3. The melancholy remark which our Lord Jesus made upon this reply of Peter’s (John 6:70, 71): Have not I chosen you twelve, and one of you is a devil? And the evangelist tells us whom he meant: he spoke of Judas Iscariot. Peter had undertaken for them all that they would be faithful to their Master. Now Christ does not condemn his charity (it is always good to hope the best), but he tacitly corrects his confidence. We must not be too sure concerning any. God knows those that are his; we do not. Observe here, (1.) Hypocrites and betrayers of Christ are no better than devils. Judas not only had a devil, but he was a devil. One of you is a false accuser; so diabolos sometimes signifies (2 Tim. 3:3); and it is probable that Judas, when he sold his Master to the chief priests, represented him to them as a bad man, to justify himself in what he did. But I rather take it as we read it: He is a devil, a devil incarnate, a fallen apostle, as the devil a fallen angel. He is Satan, an adversary, an enemy to Christ. He is Abaddon, and Apollyon, a son of perdition. He was of his father the devil, did his lusts, was in his interests, as Cain, 1 John 3:12. Those whose bodies were possessed by the devil are never called devils (demoniacs, but not devils); but Judas, into whose heart Satan entered, and filled it, is called a devil. (2.) Many that are seeming saints are real devils.
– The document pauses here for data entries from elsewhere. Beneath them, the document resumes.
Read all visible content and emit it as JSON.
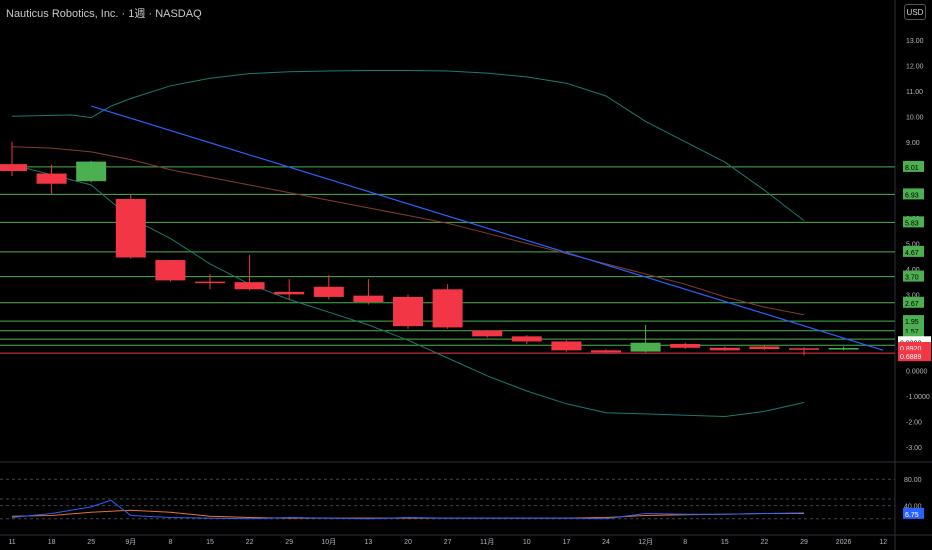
{
  "header": {
    "company": "Nauticus Robotics, Inc.",
    "interval": "1週",
    "exchange": "NASDAQ",
    "separator": " · ",
    "currency_button": "USD"
  },
  "colors": {
    "up": "#4caf50",
    "down": "#f23645",
    "level_line": "#4caf50",
    "band": "#1b7a6e",
    "trend": "#2962ff",
    "ma": "#8b3a2e",
    "rsi": "#2962ff",
    "rsi_ma": "#e8762c"
  },
  "chart_data": {
    "type": "candlestick",
    "x_ticks": [
      "11",
      "18",
      "25",
      "9月",
      "8",
      "15",
      "22",
      "29",
      "10月",
      "13",
      "20",
      "27",
      "11月",
      "10",
      "17",
      "24",
      "12月",
      "8",
      "15",
      "22",
      "29",
      "2026",
      "12"
    ],
    "y_ticks": [
      "13.00",
      "12.00",
      "11.00",
      "10.00",
      "9.00",
      "8.00",
      "7.00",
      "6.00",
      "5.00",
      "4.00",
      "3.00",
      "2.00",
      "1.00",
      "0.0000",
      "-1.0000",
      "-2.00",
      "-3.00"
    ],
    "ylim": [
      -3.4,
      13.6
    ],
    "candles": [
      {
        "x": 0,
        "o": 8.12,
        "h": 9.0,
        "l": 7.65,
        "c": 7.85
      },
      {
        "x": 1,
        "o": 7.75,
        "h": 8.1,
        "l": 6.95,
        "c": 7.35
      },
      {
        "x": 2,
        "o": 7.45,
        "h": 8.25,
        "l": 7.4,
        "c": 8.22
      },
      {
        "x": 3,
        "o": 6.75,
        "h": 6.95,
        "l": 4.4,
        "c": 4.45
      },
      {
        "x": 4,
        "o": 4.35,
        "h": 4.35,
        "l": 3.5,
        "c": 3.55
      },
      {
        "x": 5,
        "o": 3.5,
        "h": 3.8,
        "l": 3.2,
        "c": 3.45
      },
      {
        "x": 6,
        "o": 3.48,
        "h": 4.55,
        "l": 3.15,
        "c": 3.2
      },
      {
        "x": 7,
        "o": 3.1,
        "h": 3.6,
        "l": 2.8,
        "c": 3.0
      },
      {
        "x": 8,
        "o": 3.3,
        "h": 3.75,
        "l": 2.8,
        "c": 2.9
      },
      {
        "x": 9,
        "o": 2.95,
        "h": 3.6,
        "l": 2.6,
        "c": 2.7
      },
      {
        "x": 10,
        "o": 2.9,
        "h": 3.0,
        "l": 1.65,
        "c": 1.75
      },
      {
        "x": 11,
        "o": 3.2,
        "h": 3.4,
        "l": 1.65,
        "c": 1.7
      },
      {
        "x": 12,
        "o": 1.58,
        "h": 1.6,
        "l": 1.3,
        "c": 1.35
      },
      {
        "x": 13,
        "o": 1.35,
        "h": 1.4,
        "l": 1.05,
        "c": 1.15
      },
      {
        "x": 14,
        "o": 1.15,
        "h": 1.2,
        "l": 0.75,
        "c": 0.8
      },
      {
        "x": 15,
        "o": 0.8,
        "h": 0.85,
        "l": 0.68,
        "c": 0.72
      },
      {
        "x": 16,
        "o": 0.75,
        "h": 1.8,
        "l": 0.72,
        "c": 1.1
      },
      {
        "x": 17,
        "o": 1.05,
        "h": 1.1,
        "l": 0.85,
        "c": 0.9
      },
      {
        "x": 18,
        "o": 0.9,
        "h": 0.95,
        "l": 0.78,
        "c": 0.8
      },
      {
        "x": 19,
        "o": 0.95,
        "h": 1.0,
        "l": 0.82,
        "c": 0.85
      },
      {
        "x": 20,
        "o": 0.88,
        "h": 0.92,
        "l": 0.6,
        "c": 0.85
      },
      {
        "x": 21,
        "o": 0.88,
        "h": 0.95,
        "l": 0.8,
        "c": 0.89
      }
    ],
    "level_labels": [
      "8.01",
      "6.93",
      "5.83",
      "4.67",
      "3.70",
      "2.67",
      "1.95",
      "1.57",
      "1.24"
    ],
    "last_price_labels": [
      {
        "label": "0.9993",
        "value": 0.9993,
        "style": "white"
      },
      {
        "label": "0.8920",
        "value": 0.892,
        "style": "red"
      },
      {
        "label": "0.6889",
        "value": 0.6889,
        "style": "red"
      }
    ],
    "band_upper": [
      [
        0,
        10.0
      ],
      [
        1.5,
        10.05
      ],
      [
        2,
        9.95
      ],
      [
        2.5,
        10.4
      ],
      [
        3,
        10.7
      ],
      [
        4,
        11.2
      ],
      [
        5,
        11.5
      ],
      [
        6,
        11.68
      ],
      [
        7,
        11.75
      ],
      [
        8,
        11.78
      ],
      [
        9,
        11.8
      ],
      [
        10,
        11.8
      ],
      [
        11,
        11.78
      ],
      [
        12,
        11.7
      ],
      [
        13,
        11.55
      ],
      [
        14,
        11.3
      ],
      [
        15,
        10.8
      ],
      [
        16,
        9.8
      ],
      [
        17,
        9.0
      ],
      [
        18,
        8.2
      ],
      [
        19,
        7.1
      ],
      [
        20,
        5.9
      ]
    ],
    "band_lower": [
      [
        0,
        8.1
      ],
      [
        1,
        7.7
      ],
      [
        2,
        7.3
      ],
      [
        3,
        6.0
      ],
      [
        4,
        5.2
      ],
      [
        5,
        4.2
      ],
      [
        6,
        3.4
      ],
      [
        7,
        2.8
      ],
      [
        8,
        2.3
      ],
      [
        9,
        1.8
      ],
      [
        10,
        1.2
      ],
      [
        11,
        0.5
      ],
      [
        12,
        -0.2
      ],
      [
        13,
        -0.8
      ],
      [
        14,
        -1.3
      ],
      [
        15,
        -1.65
      ],
      [
        16,
        -1.7
      ],
      [
        17,
        -1.75
      ],
      [
        18,
        -1.8
      ],
      [
        19,
        -1.6
      ],
      [
        20,
        -1.25
      ]
    ],
    "moving_average": [
      [
        0,
        8.8
      ],
      [
        1,
        8.75
      ],
      [
        2,
        8.6
      ],
      [
        3,
        8.3
      ],
      [
        4,
        7.9
      ],
      [
        5,
        7.6
      ],
      [
        6,
        7.3
      ],
      [
        7,
        7.0
      ],
      [
        8,
        6.7
      ],
      [
        9,
        6.4
      ],
      [
        10,
        6.1
      ],
      [
        11,
        5.8
      ],
      [
        12,
        5.4
      ],
      [
        13,
        5.0
      ],
      [
        14,
        4.6
      ],
      [
        15,
        4.2
      ],
      [
        16,
        3.8
      ],
      [
        17,
        3.4
      ],
      [
        18,
        2.9
      ],
      [
        19,
        2.5
      ],
      [
        20,
        2.2
      ]
    ],
    "trend_line": [
      [
        2,
        10.4
      ],
      [
        22,
        0.8
      ]
    ],
    "rsi": {
      "ticks": [
        "80.00",
        "40.00"
      ],
      "ylim": [
        0,
        100
      ],
      "rsi_values": [
        [
          0,
          22
        ],
        [
          1,
          28
        ],
        [
          2,
          38
        ],
        [
          2.5,
          48
        ],
        [
          3,
          25
        ],
        [
          4,
          22
        ],
        [
          5,
          21
        ],
        [
          6,
          20
        ],
        [
          7,
          22
        ],
        [
          8,
          21
        ],
        [
          9,
          20
        ],
        [
          10,
          22
        ],
        [
          11,
          21
        ],
        [
          12,
          21
        ],
        [
          13,
          21
        ],
        [
          14,
          21
        ],
        [
          15,
          20
        ],
        [
          16,
          28
        ],
        [
          17,
          27
        ],
        [
          18,
          27
        ],
        [
          19,
          28
        ],
        [
          20,
          29
        ]
      ],
      "ma_values": [
        [
          0,
          24
        ],
        [
          1,
          25
        ],
        [
          2,
          30
        ],
        [
          3,
          33
        ],
        [
          4,
          30
        ],
        [
          5,
          24
        ],
        [
          6,
          22
        ],
        [
          7,
          21
        ],
        [
          8,
          21
        ],
        [
          9,
          21
        ],
        [
          10,
          21
        ],
        [
          11,
          21
        ],
        [
          12,
          21
        ],
        [
          13,
          21
        ],
        [
          14,
          21
        ],
        [
          15,
          22
        ],
        [
          16,
          25
        ],
        [
          17,
          26
        ],
        [
          18,
          27
        ],
        [
          19,
          28
        ],
        [
          20,
          28
        ]
      ],
      "last_label": "6.75"
    }
  }
}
Judas had as fair an outside as many of the apostles; his venom was, like that of the serpent, covered with a fine skin. He cast out devils, and appeared an enemy to the devil’s kingdom, and yet was himself a devil all the while. Not only he will be one shortly, but he is one now. It is strange, and to be wondered at; Christ speaks of it with wonder: Have not I? It is sad, and to be lamented, that ever Christianity should be made a cloak to diabolism. (3.) The disguises of hypocrites, however they may deceive men, and put a cheat upon them, cannot deceive Christ, for his piercing eye sees through them. He can call those devils that call themselves Christians, like the prophet’s greeting to Jeroboam’s wife, when she came to him in masquerade (1 Kgs. 14:6): Come in, thou wife of Jeroboam. Christ’s divine sight, far better than any double sight, can see spirits. (4.) There are those who are chosen by Christ to special services who yet prove false to him: I have chosen you to the apostleship, for it is expressly said that Judas was not chosen to eternal life (John 13:18), and yet one of you is a devil. Note, Advancement to places of honour and trust in the church is no certain evidence of saving grace. We have prophesied in thy name. (5.) In the most select societies on this side heaven it is no new thing to meet with those that are corrupt. Of the twelve that were chosen to an intimate conversation with an incarnate Deity, as great an honour and privilege as ever men were chosen to, one was an incarnate devil. The historian lays an emphasis upon this, that Judas was one of the twelve that were so dignified and distinguished. Let us not reject and unchurch the twelve because one of them is a devil, nor say that they are all cheats and hypocrites because one of them was so; let those that are so bear the blame, and not those who, while they are undiscovered, incorporate with them. There is a society within the veil into which no unclean thing shall enter, a church of first-born, in which are no false brethren.